  • Speak to parents, carers, whoever seems to really know and understand the child. Perhaps ask them to fill out a sensory checklist*. Find out what supportive strategies and accommodations have been working recently.
  • Get to know the child – If they are not yet using words, (social partner) you will have to rely on others' reports, then watch their reactions very carefully as you 'test' what might work. If they have a few words (language partner) or more than 100 words (conversation partner), they may still need photos, symbols, objects or at very least, written choices, to communicate.
  • Consider your whole school environment (see CIRCLE Classroom Environment Tool or AET Sensory Audit for Schools and Classrooms). How can you reasonably adjust the classrooms, corridors, gym hall, lunch areas, playground, toilets, etc. For example, can you switch off noisy air-con, or hand dryers or muffle bells? If not, can the child have headphones? Can we make their working space any better with partitions, less clutter, etc? Which toilet feels easier to use? Where are they comfortable eating lunch?  
  • Agree on a safe space (see NAIT Safe Space Guidance) or place they can go if they need to ‘escape’ for a while
  • Think through a typical day at school. Can they arrive before or after others? Could they come in through a quieter door or corridor? Can they have a calming activity before joining the group? Can they leave classes early to avoid rush and crush?
  • Communicate their timetable in a way they can understand. Do they need colours, symbols, photos? As far as humanly possible….stick to it.
  • Other adjustments? – own choice of clothing, which still looks 'uniform'; a locker or safe place for things that help them calm; pocket sized items that help concentration or calming, sometimes called 'fidget objects'; regular timetabled physical activity or 'movement breaks' (even when they seem calm – its 'fuel for their tank!'); regulation 'menu' (photos, symbols or written list of choose regulating activities); visual supports for regulation such as zones of regulation materials.
  • Discuss helping the child’s peers understand that some people have sensory differences. It may help to teach how to support or react to unconventional behaviours like a child’s need to ‘stim’ or the likelihood of upset outbursts.

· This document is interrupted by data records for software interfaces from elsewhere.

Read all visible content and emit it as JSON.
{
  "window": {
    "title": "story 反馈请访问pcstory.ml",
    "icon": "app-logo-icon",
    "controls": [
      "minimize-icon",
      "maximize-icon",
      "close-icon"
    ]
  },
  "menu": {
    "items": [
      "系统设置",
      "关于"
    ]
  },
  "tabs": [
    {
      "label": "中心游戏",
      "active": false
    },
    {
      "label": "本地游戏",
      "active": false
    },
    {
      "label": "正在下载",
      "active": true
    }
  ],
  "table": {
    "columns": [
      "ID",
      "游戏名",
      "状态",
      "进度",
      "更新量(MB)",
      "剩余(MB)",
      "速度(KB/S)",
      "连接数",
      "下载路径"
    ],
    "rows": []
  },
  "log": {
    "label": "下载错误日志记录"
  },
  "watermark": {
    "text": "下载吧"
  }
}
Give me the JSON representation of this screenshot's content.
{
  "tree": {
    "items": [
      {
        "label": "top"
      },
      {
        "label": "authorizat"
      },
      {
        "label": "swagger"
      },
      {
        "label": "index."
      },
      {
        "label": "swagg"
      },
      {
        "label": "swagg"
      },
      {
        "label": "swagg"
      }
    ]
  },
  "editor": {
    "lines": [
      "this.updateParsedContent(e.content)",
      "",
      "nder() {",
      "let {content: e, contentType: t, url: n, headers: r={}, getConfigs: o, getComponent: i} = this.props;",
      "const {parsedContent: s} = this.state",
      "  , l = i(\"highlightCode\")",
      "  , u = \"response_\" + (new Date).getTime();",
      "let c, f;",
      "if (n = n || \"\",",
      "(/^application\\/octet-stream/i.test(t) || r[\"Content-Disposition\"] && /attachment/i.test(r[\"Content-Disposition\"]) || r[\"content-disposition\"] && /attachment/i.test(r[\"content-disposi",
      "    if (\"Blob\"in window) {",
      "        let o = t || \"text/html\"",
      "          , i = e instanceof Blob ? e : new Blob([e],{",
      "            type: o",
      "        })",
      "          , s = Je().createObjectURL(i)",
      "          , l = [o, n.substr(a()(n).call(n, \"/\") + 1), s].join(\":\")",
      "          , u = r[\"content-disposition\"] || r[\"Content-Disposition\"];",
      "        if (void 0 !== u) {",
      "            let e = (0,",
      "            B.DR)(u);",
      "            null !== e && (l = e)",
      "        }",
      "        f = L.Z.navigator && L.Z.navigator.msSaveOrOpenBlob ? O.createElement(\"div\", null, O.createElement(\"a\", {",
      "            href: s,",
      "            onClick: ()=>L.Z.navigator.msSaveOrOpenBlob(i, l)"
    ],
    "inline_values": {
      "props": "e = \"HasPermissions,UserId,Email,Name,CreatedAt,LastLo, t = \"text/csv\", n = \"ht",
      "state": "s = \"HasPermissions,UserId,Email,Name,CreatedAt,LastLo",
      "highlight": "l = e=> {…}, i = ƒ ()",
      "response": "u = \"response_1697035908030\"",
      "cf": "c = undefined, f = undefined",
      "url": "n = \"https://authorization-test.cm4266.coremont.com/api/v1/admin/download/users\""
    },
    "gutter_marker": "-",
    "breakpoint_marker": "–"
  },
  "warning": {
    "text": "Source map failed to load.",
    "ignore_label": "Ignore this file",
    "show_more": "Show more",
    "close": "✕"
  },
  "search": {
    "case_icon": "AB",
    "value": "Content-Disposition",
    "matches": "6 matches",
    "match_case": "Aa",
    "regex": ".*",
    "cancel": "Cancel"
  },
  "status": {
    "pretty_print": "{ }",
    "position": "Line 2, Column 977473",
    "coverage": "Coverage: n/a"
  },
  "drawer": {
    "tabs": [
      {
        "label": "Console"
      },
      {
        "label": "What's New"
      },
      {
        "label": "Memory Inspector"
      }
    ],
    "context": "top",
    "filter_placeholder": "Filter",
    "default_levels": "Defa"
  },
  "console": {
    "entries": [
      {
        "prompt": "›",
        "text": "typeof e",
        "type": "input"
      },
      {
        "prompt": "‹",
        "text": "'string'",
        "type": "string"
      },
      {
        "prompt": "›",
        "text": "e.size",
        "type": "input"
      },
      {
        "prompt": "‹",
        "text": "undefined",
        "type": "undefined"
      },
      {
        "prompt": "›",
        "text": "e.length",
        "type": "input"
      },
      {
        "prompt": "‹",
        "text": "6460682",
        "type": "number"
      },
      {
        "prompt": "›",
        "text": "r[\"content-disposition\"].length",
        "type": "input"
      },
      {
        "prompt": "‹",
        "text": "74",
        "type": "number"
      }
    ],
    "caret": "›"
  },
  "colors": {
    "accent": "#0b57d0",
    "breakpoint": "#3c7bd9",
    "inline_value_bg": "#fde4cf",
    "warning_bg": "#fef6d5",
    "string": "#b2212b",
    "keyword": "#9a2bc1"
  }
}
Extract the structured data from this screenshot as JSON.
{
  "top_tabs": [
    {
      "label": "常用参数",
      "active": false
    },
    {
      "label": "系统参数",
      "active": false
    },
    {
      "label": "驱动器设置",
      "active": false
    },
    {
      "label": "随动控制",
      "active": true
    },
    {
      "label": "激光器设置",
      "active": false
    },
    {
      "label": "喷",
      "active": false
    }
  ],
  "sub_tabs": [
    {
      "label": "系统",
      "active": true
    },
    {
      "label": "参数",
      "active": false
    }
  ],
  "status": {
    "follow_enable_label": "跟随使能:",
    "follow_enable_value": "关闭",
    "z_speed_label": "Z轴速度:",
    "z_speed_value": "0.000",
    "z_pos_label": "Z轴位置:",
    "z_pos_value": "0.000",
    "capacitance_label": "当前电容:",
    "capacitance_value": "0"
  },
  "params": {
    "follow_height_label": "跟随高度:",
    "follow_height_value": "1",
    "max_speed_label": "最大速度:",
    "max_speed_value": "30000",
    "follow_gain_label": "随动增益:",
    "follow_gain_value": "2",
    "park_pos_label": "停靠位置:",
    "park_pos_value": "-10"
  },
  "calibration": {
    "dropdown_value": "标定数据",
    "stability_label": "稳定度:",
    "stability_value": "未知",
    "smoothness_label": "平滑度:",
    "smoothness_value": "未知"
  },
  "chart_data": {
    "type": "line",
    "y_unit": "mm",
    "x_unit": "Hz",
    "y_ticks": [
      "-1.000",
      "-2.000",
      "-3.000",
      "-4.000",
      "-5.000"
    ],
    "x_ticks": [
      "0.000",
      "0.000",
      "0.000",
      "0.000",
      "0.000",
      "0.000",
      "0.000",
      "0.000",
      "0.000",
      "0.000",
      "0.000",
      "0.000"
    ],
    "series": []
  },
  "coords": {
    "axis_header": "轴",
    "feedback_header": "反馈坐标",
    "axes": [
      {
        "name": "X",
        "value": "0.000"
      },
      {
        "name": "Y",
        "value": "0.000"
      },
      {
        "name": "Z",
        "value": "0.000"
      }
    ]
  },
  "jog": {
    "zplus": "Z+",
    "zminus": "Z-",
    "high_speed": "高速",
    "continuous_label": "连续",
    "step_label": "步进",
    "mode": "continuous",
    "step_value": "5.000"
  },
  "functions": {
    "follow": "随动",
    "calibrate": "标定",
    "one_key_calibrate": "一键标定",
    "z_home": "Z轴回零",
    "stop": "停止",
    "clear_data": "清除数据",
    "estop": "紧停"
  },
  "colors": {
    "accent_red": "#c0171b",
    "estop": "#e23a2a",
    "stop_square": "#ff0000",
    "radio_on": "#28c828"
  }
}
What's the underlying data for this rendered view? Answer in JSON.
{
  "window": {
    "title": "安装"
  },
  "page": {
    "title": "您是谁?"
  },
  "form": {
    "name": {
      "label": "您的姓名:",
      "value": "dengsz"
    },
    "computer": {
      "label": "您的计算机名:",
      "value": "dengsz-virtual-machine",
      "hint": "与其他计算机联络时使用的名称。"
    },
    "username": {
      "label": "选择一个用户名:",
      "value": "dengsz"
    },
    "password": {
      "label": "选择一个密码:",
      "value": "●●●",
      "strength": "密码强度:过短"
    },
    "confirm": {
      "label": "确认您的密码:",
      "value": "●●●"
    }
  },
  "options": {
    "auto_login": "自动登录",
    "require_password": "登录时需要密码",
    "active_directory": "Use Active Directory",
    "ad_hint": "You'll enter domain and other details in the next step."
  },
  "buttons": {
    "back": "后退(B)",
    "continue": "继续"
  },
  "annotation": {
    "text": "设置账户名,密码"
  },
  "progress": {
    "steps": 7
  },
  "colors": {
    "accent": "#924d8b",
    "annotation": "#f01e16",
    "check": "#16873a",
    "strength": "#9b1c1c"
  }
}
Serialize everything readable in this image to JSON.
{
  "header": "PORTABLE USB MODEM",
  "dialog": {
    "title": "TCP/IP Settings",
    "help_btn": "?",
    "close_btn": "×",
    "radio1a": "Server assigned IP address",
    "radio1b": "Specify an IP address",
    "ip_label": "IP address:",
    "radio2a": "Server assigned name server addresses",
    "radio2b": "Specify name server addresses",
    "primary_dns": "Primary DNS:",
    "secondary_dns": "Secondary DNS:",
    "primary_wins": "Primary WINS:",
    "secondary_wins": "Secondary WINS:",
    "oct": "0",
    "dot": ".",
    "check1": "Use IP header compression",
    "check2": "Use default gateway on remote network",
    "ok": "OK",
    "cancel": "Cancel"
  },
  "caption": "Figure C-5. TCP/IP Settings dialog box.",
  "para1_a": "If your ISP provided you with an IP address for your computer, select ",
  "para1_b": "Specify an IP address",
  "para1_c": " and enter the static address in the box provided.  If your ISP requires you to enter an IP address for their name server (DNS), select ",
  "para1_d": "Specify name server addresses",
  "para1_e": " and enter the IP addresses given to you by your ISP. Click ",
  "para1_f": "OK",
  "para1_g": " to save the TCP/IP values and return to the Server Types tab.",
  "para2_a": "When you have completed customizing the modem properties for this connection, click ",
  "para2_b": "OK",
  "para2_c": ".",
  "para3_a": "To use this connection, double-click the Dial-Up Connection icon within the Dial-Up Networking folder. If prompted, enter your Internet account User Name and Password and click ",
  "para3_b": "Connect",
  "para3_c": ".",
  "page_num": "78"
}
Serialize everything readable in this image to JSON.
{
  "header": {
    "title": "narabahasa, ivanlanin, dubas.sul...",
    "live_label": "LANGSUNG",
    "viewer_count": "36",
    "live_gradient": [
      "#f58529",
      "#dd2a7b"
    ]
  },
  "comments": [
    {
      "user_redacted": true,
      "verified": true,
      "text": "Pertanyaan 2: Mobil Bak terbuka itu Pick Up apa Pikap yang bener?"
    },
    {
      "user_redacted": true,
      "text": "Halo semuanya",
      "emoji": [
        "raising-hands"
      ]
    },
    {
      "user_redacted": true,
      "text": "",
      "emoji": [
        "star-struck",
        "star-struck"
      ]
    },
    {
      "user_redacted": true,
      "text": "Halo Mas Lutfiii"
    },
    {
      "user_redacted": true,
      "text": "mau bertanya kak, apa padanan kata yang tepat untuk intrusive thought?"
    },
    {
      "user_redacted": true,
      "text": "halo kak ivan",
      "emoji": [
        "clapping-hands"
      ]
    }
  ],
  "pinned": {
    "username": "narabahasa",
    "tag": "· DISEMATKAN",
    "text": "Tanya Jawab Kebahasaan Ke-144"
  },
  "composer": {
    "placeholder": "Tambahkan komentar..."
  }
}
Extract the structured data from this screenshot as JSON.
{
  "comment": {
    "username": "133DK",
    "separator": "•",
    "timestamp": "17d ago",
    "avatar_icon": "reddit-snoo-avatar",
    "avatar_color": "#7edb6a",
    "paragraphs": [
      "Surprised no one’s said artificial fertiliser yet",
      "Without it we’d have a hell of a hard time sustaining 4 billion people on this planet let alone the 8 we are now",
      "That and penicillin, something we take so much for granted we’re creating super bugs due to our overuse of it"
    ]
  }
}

In Conclusion;  support is a marathon, not a sprint. Once you’ve got strategies in place, keep going. Review regularly, but ideally make changes in tandem with those who know the child best and make sure you pass what you’ve learned on to the child’s next teacher.

Sources of support and information

 

  • Occupational Therapists have particular understanding of how sensory differences may affect all aspects of children’s daily lives and can offer advice and practical strategies. 
  • Audiologists may assess and diagnose over-sensitive hearing or Hyperacusis ((see NAIT Safe Space Guidance).
  • National Autistic Society ‘Too Much Information’ campaign (https://www.autism.org.uk/get-involved/campaign/tmi.aspx) includes video clips about sensory differences. The whole website has a wealth of information on related topics.

References:
American Psychiatric Association (2013) Diagnostic and Statistical Manual of Mental Disorders, Fifth Edition. Arlington, VA
Dunn W (2007) Sensory Processing in Children with Autism